RECORDS SUPPLIED:
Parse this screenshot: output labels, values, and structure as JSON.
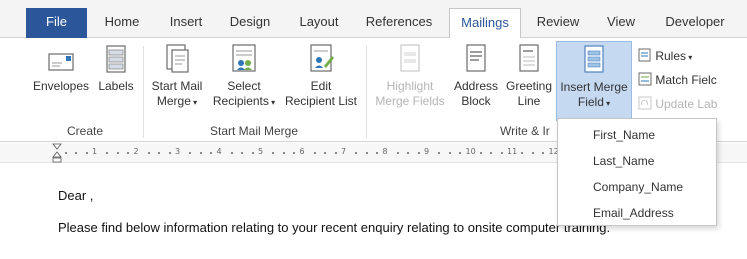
{
  "tabs": {
    "file": "File",
    "home": "Home",
    "insert": "Insert",
    "design": "Design",
    "layout": "Layout",
    "references": "References",
    "mailings": "Mailings",
    "review": "Review",
    "view": "View",
    "developer": "Developer"
  },
  "ribbon": {
    "create": {
      "envelopes": "Envelopes",
      "labels": "Labels",
      "group_label": "Create"
    },
    "start_mail_merge": {
      "start_line1": "Start Mail",
      "start_line2": "Merge",
      "select_line1": "Select",
      "select_line2": "Recipients",
      "edit_line1": "Edit",
      "edit_line2": "Recipient List",
      "group_label": "Start Mail Merge"
    },
    "write_insert": {
      "highlight_line1": "Highlight",
      "highlight_line2": "Merge Fields",
      "address_line1": "Address",
      "address_line2": "Block",
      "greeting_line1": "Greeting",
      "greeting_line2": "Line",
      "insert_line1": "Insert Merge",
      "insert_line2": "Field",
      "rules": "Rules",
      "match_fields": "Match Fielc",
      "update_labels": "Update Lab",
      "group_label": "Write & Ir"
    }
  },
  "ruler": {
    "numbers": [
      "1",
      "2",
      "3",
      "4",
      "5",
      "6",
      "7",
      "8",
      "9",
      "10",
      "11",
      "12"
    ]
  },
  "dropdown": {
    "items": [
      "First_Name",
      "Last_Name",
      "Company_Name",
      "Email_Address"
    ]
  },
  "document": {
    "line1": "Dear ,",
    "line2": "Please find below information relating to your recent enquiry relating to onsite computer training."
  },
  "colors": {
    "file_tab": "#2b579a",
    "selected_button": "#c5d9f1",
    "accent": "#2b579a"
  }
}
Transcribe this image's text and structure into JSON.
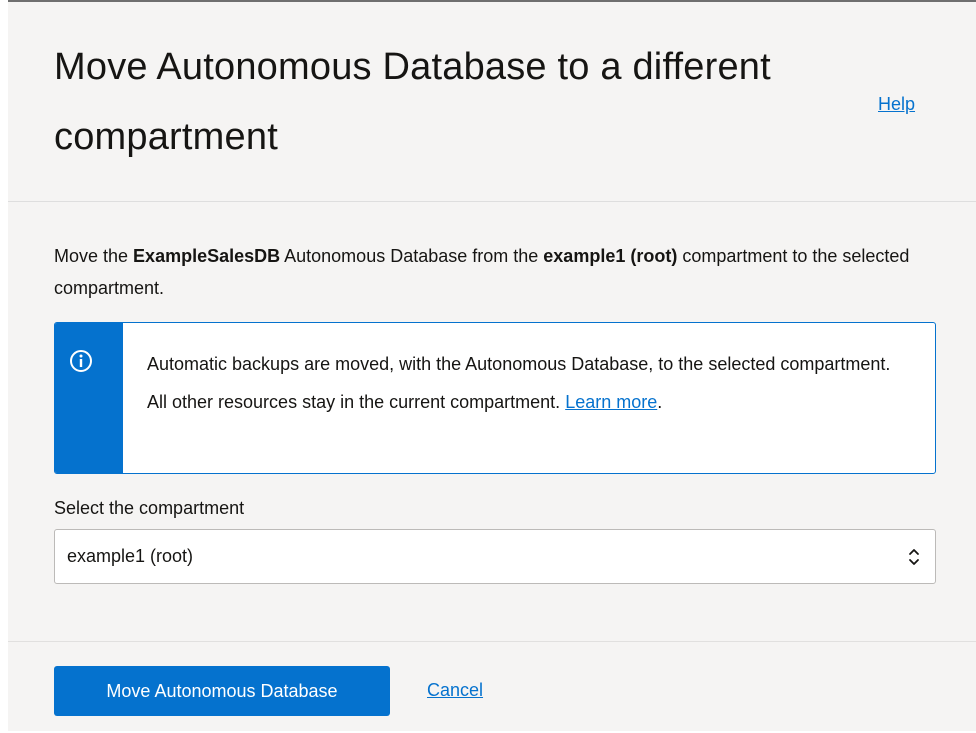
{
  "dialog": {
    "title": "Move Autonomous Database to a different compartment",
    "help_label": "Help"
  },
  "description": {
    "prefix": "Move the ",
    "database_name": "ExampleSalesDB",
    "middle": " Autonomous Database from the ",
    "current_compartment": "example1 (root)",
    "suffix": " compartment to the selected compartment."
  },
  "info": {
    "icon": "info-icon",
    "text": "Automatic backups are moved, with the Autonomous Database, to the selected compartment. All other resources stay in the current compartment. ",
    "link_label": "Learn more",
    "after_link": "."
  },
  "compartment_select": {
    "label": "Select the compartment",
    "value": "example1 (root)",
    "icon": "select-arrows-icon"
  },
  "footer": {
    "primary_label": "Move Autonomous Database",
    "cancel_label": "Cancel"
  },
  "colors": {
    "accent": "#0572ce",
    "panel_background": "#f5f4f3",
    "text": "#161513"
  }
}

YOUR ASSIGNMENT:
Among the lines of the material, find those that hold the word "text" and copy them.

PROBLEM SOLUTION:
Transcribe this image's text and structure into JSON.
    "text": "Automatic backups are moved, with the Autonomous Database, to the selected compartment. All other resources stay in the current compartment. ",
    "text": "#161513"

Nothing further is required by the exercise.